Welcome to the December Question of the Day. Please post your answer in your own journal or blog, and comment here.

Question #3:
You’re the editor of a general-interest magazine. What will you put on the cover of your Christmas issue?

(Bonus points if you use the tools at flickr to create the cover :))

DEC-QOTD #2: Photograph

If you were a photographer who was given the chance to go back in history to capture a Christmas (Hanukkah/Kwanzaa/New Year’s Day) photograph, where would you go and what year would it be?

I’ve been mulling over this on and off all day, as I read others comments, wrote letters to soldiers stationed in Korea and Iraq, worked on some fiction, and really, I’m at a loss for anything historical or particularly poignant with the possible exception of the first performance of Silent Night, on a cold night in Germany, with a guitar for accompaniment.

For a moment, I can almost see it, and then my mind snaps back to reality, and I think about my favorite Christmases, and what snapshots I wish I could have, and the thing is – I have them already, on film and in my memory – all the times my mother made miraculous Christmases on no money, all the times she filled the house with love and magic, even when it was just the two of us, and the nearest relatives were across the country. I remember my ideal Christmas, spent with Aunt Peg and her son Jay and his wife Allison, our first year in California, when they heard we were alone for Christmas and insisted we come visit them immediately – for that night I knew what it was like to have sisters and brothers and a huge family, and for one night I loved it, but I was grateful to get home to my own life, too.

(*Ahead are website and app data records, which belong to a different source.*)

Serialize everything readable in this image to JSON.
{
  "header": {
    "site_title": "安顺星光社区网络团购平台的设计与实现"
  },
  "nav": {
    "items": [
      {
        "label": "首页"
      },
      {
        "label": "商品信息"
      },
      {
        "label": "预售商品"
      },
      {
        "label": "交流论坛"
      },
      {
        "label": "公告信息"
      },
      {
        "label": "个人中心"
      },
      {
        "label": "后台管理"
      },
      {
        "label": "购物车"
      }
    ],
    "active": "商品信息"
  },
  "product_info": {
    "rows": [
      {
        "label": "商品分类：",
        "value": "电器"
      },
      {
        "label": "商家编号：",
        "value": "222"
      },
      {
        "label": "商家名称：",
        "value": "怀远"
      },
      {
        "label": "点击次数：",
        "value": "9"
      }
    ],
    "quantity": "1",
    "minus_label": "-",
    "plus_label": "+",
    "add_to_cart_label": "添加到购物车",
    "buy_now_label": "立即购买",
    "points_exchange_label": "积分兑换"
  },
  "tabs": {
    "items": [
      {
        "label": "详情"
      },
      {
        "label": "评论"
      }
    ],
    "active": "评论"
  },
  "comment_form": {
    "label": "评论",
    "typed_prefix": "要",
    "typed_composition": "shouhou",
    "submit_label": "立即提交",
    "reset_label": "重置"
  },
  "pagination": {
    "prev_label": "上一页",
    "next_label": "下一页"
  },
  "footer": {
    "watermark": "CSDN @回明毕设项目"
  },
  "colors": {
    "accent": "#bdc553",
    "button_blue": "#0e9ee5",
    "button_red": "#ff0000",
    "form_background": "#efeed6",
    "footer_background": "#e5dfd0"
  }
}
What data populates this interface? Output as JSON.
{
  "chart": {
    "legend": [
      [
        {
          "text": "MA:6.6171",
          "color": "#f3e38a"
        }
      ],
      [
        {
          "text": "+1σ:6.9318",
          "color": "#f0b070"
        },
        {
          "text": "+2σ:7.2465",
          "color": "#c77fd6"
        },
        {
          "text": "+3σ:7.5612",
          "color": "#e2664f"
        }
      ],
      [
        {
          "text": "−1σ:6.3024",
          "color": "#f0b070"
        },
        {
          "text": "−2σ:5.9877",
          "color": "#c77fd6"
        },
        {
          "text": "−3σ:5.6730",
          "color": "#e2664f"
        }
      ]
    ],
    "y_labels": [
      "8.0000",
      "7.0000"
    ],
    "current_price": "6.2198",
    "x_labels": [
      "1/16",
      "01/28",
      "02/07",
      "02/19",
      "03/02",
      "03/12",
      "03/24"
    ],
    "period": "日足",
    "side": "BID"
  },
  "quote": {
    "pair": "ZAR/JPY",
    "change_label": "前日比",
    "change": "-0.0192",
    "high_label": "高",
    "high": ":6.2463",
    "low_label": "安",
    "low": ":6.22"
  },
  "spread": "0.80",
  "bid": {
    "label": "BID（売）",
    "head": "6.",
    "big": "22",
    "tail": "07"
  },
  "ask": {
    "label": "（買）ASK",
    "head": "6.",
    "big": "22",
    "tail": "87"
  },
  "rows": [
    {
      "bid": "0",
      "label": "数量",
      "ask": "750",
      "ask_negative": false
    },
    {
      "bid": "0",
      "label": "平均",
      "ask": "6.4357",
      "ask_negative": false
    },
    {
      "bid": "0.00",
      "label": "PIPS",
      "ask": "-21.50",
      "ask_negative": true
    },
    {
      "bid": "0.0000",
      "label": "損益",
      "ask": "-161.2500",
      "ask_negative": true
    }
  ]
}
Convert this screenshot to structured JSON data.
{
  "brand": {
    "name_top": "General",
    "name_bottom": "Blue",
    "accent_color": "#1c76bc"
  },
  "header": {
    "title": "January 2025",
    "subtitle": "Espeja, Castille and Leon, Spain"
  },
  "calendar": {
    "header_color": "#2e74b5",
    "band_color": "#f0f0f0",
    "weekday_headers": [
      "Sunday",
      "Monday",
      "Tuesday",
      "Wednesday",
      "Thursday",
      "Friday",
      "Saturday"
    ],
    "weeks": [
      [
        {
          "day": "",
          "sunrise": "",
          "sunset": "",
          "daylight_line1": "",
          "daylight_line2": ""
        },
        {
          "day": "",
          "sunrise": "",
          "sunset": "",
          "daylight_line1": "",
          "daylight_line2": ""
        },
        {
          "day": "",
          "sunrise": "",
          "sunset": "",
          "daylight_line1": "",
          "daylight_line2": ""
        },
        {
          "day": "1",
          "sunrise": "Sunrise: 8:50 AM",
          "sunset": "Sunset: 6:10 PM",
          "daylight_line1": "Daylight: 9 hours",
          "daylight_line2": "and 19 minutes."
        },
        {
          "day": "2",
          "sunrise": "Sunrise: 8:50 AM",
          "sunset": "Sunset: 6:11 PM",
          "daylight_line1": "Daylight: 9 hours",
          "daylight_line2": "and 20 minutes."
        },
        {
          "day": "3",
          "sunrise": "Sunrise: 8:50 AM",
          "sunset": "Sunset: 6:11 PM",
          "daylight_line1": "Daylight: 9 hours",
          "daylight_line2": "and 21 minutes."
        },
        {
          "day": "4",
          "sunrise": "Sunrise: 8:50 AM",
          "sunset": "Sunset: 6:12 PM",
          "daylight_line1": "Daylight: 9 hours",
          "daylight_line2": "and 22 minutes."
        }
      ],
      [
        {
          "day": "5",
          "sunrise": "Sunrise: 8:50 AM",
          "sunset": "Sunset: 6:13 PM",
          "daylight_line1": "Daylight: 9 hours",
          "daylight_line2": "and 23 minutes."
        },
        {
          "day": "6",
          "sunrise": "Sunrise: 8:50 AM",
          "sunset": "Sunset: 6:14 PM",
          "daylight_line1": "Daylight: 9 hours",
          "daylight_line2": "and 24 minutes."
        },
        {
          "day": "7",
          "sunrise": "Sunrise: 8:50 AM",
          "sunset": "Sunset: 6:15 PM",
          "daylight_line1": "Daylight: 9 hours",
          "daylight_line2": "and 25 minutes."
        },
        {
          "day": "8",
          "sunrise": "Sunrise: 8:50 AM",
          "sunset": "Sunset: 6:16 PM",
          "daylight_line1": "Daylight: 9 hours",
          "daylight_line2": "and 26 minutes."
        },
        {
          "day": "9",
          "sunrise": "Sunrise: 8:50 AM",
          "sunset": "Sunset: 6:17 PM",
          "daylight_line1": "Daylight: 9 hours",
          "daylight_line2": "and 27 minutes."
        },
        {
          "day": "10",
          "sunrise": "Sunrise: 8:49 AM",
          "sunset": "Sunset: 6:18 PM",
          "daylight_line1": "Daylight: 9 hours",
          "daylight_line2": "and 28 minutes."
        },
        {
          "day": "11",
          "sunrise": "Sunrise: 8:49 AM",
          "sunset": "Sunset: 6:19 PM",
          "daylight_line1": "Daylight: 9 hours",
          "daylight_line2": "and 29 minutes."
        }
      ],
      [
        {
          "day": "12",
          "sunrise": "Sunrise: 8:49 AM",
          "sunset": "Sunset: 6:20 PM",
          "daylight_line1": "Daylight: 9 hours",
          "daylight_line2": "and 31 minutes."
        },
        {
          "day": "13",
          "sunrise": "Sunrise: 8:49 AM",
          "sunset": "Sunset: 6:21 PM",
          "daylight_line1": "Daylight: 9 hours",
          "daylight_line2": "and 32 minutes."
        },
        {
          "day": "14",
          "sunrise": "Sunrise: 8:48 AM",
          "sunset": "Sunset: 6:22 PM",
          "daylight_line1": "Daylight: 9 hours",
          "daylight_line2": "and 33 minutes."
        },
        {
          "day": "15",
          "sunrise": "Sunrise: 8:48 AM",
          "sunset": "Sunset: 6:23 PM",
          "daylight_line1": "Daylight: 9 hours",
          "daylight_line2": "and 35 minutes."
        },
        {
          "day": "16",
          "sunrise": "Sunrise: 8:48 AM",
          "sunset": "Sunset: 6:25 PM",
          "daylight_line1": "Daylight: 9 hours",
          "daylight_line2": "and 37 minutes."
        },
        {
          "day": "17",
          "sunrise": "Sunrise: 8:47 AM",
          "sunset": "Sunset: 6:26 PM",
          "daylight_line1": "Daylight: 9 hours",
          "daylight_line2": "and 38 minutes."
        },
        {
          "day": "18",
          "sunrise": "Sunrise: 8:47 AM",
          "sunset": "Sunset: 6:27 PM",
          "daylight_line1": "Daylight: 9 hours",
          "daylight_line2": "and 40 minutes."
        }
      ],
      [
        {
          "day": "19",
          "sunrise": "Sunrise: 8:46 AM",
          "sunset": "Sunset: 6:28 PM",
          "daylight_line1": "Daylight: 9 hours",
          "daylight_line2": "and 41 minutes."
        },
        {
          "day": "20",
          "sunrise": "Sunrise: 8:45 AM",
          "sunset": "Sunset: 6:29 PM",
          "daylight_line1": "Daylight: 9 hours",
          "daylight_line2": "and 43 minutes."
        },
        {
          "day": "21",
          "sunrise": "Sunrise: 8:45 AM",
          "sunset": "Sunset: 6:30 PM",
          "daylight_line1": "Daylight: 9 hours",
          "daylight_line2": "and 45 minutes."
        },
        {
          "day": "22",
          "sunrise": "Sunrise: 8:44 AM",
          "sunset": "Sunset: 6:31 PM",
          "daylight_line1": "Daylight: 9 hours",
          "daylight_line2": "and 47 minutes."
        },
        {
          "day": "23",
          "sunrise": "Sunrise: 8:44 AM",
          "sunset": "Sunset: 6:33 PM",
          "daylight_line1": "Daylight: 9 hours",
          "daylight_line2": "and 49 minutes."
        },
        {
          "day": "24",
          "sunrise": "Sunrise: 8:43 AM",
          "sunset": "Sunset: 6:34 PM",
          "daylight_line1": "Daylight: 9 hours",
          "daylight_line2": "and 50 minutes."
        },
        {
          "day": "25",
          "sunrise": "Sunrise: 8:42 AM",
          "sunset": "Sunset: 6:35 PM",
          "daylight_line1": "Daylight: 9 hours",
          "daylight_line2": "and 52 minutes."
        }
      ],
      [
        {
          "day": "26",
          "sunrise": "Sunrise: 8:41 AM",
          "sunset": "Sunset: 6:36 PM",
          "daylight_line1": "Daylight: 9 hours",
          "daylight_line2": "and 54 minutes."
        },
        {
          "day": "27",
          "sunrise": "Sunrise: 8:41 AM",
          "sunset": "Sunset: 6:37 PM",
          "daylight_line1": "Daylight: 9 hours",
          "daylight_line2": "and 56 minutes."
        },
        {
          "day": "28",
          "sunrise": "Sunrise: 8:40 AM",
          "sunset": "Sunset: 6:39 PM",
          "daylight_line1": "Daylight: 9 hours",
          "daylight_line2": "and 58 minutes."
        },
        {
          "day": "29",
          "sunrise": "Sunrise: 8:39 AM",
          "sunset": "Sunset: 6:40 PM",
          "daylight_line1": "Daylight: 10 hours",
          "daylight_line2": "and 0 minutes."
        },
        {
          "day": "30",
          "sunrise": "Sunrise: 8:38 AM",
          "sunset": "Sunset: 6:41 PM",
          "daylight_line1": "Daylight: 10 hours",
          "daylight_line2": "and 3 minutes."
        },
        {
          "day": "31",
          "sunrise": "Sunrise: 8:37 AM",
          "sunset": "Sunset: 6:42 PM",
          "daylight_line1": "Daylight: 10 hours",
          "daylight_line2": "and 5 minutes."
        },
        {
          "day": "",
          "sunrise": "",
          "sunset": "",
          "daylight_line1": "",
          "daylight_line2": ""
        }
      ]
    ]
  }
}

I wouldn’t mind a photograph of my first Christmas with Fuzzy – not the part with his family, which was actually quite nice, in spite of my shyness, but the ride back to his apartment, after , through snow-covered prairie, under starry wintry skies. We pulled off the road and made love in the cadillac under pine trees and the stars. Cadillacs, by the way, do not retain heat terribly well.

I’d love to have had a photo of the first time I hosted Christmas Eve for my family, when my grandmother was still lucid, and for that matter, alive, and we melted the pewter sugar bowl when we stuck a second log in the wood stove. I remember the laughter and the warmth, but not the faces.

Mostly, though, I’d have loved to see a picture of my grandfather’s first Christmas at home after being overseas for so many of the early years of his marriage to my grandmother, because I’m sure that was special and tender.